### Work request
Every entry that follows should be output exactly, and every image in it left out.

(Beginning of Supplied records)

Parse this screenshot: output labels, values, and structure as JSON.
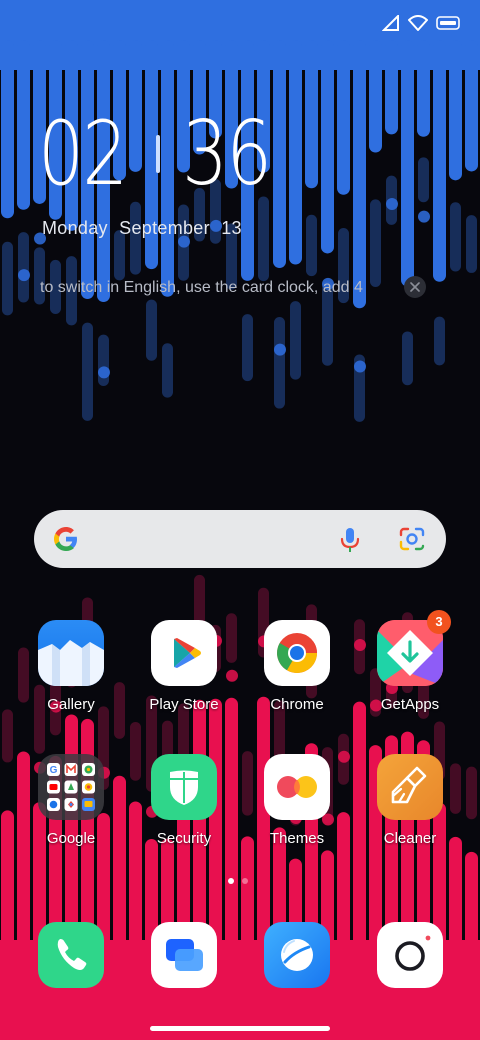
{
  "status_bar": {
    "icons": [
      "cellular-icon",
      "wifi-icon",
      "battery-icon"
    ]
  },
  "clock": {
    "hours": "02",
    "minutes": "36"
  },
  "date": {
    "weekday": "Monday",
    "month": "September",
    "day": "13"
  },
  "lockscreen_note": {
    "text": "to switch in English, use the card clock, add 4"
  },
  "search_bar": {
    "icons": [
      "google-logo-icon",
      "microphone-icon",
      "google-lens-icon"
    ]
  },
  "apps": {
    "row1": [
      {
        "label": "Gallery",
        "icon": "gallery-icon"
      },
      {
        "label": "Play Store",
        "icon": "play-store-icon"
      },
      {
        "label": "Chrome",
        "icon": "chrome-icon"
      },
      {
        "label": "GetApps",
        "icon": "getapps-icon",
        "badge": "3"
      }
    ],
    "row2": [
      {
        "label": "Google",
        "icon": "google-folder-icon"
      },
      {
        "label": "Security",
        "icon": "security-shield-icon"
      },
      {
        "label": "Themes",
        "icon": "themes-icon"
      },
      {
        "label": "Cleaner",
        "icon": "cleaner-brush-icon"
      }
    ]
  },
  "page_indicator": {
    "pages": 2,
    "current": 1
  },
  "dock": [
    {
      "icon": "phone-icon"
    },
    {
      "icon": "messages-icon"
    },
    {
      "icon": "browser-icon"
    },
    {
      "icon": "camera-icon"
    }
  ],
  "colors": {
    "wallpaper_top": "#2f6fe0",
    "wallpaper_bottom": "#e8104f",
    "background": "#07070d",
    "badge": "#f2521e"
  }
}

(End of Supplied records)

### Solution below
Parse this screenshot: output labels, values, and structure as JSON.
{
  "status_bar": {
    "icons": [
      "cellular-icon",
      "wifi-icon",
      "battery-icon"
    ]
  },
  "clock": {
    "hours": "02",
    "minutes": "36"
  },
  "date": {
    "weekday": "Monday",
    "month": "September",
    "day": "13"
  },
  "lockscreen_note": {
    "text": "to switch in English, use the card clock, add 4"
  },
  "search_bar": {
    "icons": [
      "google-logo-icon",
      "microphone-icon",
      "google-lens-icon"
    ]
  },
  "apps": {
    "row1": [
      {
        "label": "Gallery",
        "icon": "gallery-icon"
      },
      {
        "label": "Play Store",
        "icon": "play-store-icon"
      },
      {
        "label": "Chrome",
        "icon": "chrome-icon"
      },
      {
        "label": "GetApps",
        "icon": "getapps-icon",
        "badge": "3"
      }
    ],
    "row2": [
      {
        "label": "Google",
        "icon": "google-folder-icon"
      },
      {
        "label": "Security",
        "icon": "security-shield-icon"
      },
      {
        "label": "Themes",
        "icon": "themes-icon"
      },
      {
        "label": "Cleaner",
        "icon": "cleaner-brush-icon"
      }
    ]
  },
  "page_indicator": {
    "pages": 2,
    "current": 1
  },
  "dock": [
    {
      "icon": "phone-icon"
    },
    {
      "icon": "messages-icon"
    },
    {
      "icon": "browser-icon"
    },
    {
      "icon": "camera-icon"
    }
  ],
  "colors": {
    "wallpaper_top": "#2f6fe0",
    "wallpaper_bottom": "#e8104f",
    "background": "#07070d",
    "badge": "#f2521e"
  }
}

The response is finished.